The task:
Output the records in full, exactly as given.

Provided information:

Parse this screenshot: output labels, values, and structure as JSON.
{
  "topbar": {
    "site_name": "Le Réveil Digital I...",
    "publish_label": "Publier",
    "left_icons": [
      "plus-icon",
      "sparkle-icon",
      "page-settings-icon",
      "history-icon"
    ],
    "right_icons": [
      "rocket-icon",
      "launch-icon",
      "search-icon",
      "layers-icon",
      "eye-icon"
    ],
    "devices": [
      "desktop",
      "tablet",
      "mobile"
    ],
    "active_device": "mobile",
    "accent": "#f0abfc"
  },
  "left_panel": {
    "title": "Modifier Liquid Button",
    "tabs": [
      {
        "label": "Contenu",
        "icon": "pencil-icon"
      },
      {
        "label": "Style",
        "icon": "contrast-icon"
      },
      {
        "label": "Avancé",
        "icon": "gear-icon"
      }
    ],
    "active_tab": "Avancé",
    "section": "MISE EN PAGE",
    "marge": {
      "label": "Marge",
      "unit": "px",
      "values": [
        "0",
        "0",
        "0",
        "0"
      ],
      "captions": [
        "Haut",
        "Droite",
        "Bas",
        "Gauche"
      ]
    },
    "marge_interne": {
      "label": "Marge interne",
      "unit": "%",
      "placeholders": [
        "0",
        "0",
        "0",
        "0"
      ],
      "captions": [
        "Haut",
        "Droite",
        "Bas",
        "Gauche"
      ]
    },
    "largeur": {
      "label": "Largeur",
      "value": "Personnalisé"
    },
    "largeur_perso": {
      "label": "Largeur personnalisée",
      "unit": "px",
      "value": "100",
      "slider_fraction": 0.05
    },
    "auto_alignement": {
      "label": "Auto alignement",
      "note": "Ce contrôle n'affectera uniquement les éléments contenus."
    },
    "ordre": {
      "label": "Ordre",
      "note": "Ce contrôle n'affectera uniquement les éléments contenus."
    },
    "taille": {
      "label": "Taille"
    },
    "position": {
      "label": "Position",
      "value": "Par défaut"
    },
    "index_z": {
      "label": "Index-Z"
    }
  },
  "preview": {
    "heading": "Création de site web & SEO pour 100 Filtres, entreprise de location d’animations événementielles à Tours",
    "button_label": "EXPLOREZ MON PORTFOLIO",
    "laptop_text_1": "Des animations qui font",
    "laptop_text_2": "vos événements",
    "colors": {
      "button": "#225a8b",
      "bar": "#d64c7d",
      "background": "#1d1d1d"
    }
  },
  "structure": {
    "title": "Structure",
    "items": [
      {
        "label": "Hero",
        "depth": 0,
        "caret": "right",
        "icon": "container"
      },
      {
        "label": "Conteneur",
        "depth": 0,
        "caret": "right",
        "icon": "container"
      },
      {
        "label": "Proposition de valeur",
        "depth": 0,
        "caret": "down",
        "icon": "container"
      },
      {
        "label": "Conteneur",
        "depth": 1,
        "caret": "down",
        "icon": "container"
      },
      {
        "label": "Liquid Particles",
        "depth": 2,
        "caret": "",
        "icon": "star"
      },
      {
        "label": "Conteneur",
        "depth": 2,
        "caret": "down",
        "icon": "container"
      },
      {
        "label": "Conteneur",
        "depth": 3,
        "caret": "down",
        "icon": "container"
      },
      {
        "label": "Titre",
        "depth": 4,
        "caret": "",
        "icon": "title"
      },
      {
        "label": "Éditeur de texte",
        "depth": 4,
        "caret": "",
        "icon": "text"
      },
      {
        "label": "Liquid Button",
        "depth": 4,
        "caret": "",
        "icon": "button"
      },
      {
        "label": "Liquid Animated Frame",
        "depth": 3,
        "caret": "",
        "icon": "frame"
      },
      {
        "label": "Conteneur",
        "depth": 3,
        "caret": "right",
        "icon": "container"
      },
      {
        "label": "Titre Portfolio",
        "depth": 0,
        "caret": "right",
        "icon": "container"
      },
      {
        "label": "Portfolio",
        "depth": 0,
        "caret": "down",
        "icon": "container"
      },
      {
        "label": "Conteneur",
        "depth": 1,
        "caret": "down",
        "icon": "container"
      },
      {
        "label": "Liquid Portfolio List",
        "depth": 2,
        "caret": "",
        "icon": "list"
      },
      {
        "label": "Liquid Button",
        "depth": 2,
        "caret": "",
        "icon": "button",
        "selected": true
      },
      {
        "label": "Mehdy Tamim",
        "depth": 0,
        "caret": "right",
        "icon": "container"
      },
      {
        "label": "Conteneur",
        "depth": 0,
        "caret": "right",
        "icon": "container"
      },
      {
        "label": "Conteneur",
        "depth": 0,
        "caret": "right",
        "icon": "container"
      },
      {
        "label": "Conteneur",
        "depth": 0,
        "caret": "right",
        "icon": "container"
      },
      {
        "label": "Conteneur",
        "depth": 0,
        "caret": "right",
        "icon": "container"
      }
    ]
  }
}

Task response:
Parse this screenshot: output labels, values, and structure as JSON.
{
  "topbar": {
    "site_name": "Le Réveil Digital I...",
    "publish_label": "Publier",
    "left_icons": [
      "plus-icon",
      "sparkle-icon",
      "page-settings-icon",
      "history-icon"
    ],
    "right_icons": [
      "rocket-icon",
      "launch-icon",
      "search-icon",
      "layers-icon",
      "eye-icon"
    ],
    "devices": [
      "desktop",
      "tablet",
      "mobile"
    ],
    "active_device": "mobile",
    "accent": "#f0abfc"
  },
  "left_panel": {
    "title": "Modifier Liquid Button",
    "tabs": [
      {
        "label": "Contenu",
        "icon": "pencil-icon"
      },
      {
        "label": "Style",
        "icon": "contrast-icon"
      },
      {
        "label": "Avancé",
        "icon": "gear-icon"
      }
    ],
    "active_tab": "Avancé",
    "section": "MISE EN PAGE",
    "marge": {
      "label": "Marge",
      "unit": "px",
      "values": [
        "0",
        "0",
        "0",
        "0"
      ],
      "captions": [
        "Haut",
        "Droite",
        "Bas",
        "Gauche"
      ]
    },
    "marge_interne": {
      "label": "Marge interne",
      "unit": "%",
      "placeholders": [
        "0",
        "0",
        "0",
        "0"
      ],
      "captions": [
        "Haut",
        "Droite",
        "Bas",
        "Gauche"
      ]
    },
    "largeur": {
      "label": "Largeur",
      "value": "Personnalisé"
    },
    "largeur_perso": {
      "label": "Largeur personnalisée",
      "unit": "px",
      "value": "100",
      "slider_fraction": 0.05
    },
    "auto_alignement": {
      "label": "Auto alignement",
      "note": "Ce contrôle n'affectera uniquement les éléments contenus."
    },
    "ordre": {
      "label": "Ordre",
      "note": "Ce contrôle n'affectera uniquement les éléments contenus."
    },
    "taille": {
      "label": "Taille"
    },
    "position": {
      "label": "Position",
      "value": "Par défaut"
    },
    "index_z": {
      "label": "Index-Z"
    }
  },
  "preview": {
    "heading": "Création de site web & SEO pour 100 Filtres, entreprise de location d’animations événementielles à Tours",
    "button_label": "EXPLOREZ MON PORTFOLIO",
    "laptop_text_1": "Des animations qui font",
    "laptop_text_2": "vos événements",
    "colors": {
      "button": "#225a8b",
      "bar": "#d64c7d",
      "background": "#1d1d1d"
    }
  },
  "structure": {
    "title": "Structure",
    "items": [
      {
        "label": "Hero",
        "depth": 0,
        "caret": "right",
        "icon": "container"
      },
      {
        "label": "Conteneur",
        "depth": 0,
        "caret": "right",
        "icon": "container"
      },
      {
        "label": "Proposition de valeur",
        "depth": 0,
        "caret": "down",
        "icon": "container"
      },
      {
        "label": "Conteneur",
        "depth": 1,
        "caret": "down",
        "icon": "container"
      },
      {
        "label": "Liquid Particles",
        "depth": 2,
        "caret": "",
        "icon": "star"
      },
      {
        "label": "Conteneur",
        "depth": 2,
        "caret": "down",
        "icon": "container"
      },
      {
        "label": "Conteneur",
        "depth": 3,
        "caret": "down",
        "icon": "container"
      },
      {
        "label": "Titre",
        "depth": 4,
        "caret": "",
        "icon": "title"
      },
      {
        "label": "Éditeur de texte",
        "depth": 4,
        "caret": "",
        "icon": "text"
      },
      {
        "label": "Liquid Button",
        "depth": 4,
        "caret": "",
        "icon": "button"
      },
      {
        "label": "Liquid Animated Frame",
        "depth": 3,
        "caret": "",
        "icon": "frame"
      },
      {
        "label": "Conteneur",
        "depth": 3,
        "caret": "right",
        "icon": "container"
      },
      {
        "label": "Titre Portfolio",
        "depth": 0,
        "caret": "right",
        "icon": "container"
      },
      {
        "label": "Portfolio",
        "depth": 0,
        "caret": "down",
        "icon": "container"
      },
      {
        "label": "Conteneur",
        "depth": 1,
        "caret": "down",
        "icon": "container"
      },
      {
        "label": "Liquid Portfolio List",
        "depth": 2,
        "caret": "",
        "icon": "list"
      },
      {
        "label": "Liquid Button",
        "depth": 2,
        "caret": "",
        "icon": "button",
        "selected": true
      },
      {
        "label": "Mehdy Tamim",
        "depth": 0,
        "caret": "right",
        "icon": "container"
      },
      {
        "label": "Conteneur",
        "depth": 0,
        "caret": "right",
        "icon": "container"
      },
      {
        "label": "Conteneur",
        "depth": 0,
        "caret": "right",
        "icon": "container"
      },
      {
        "label": "Conteneur",
        "depth": 0,
        "caret": "right",
        "icon": "container"
      },
      {
        "label": "Conteneur",
        "depth": 0,
        "caret": "right",
        "icon": "container"
      }
    ]
  }
}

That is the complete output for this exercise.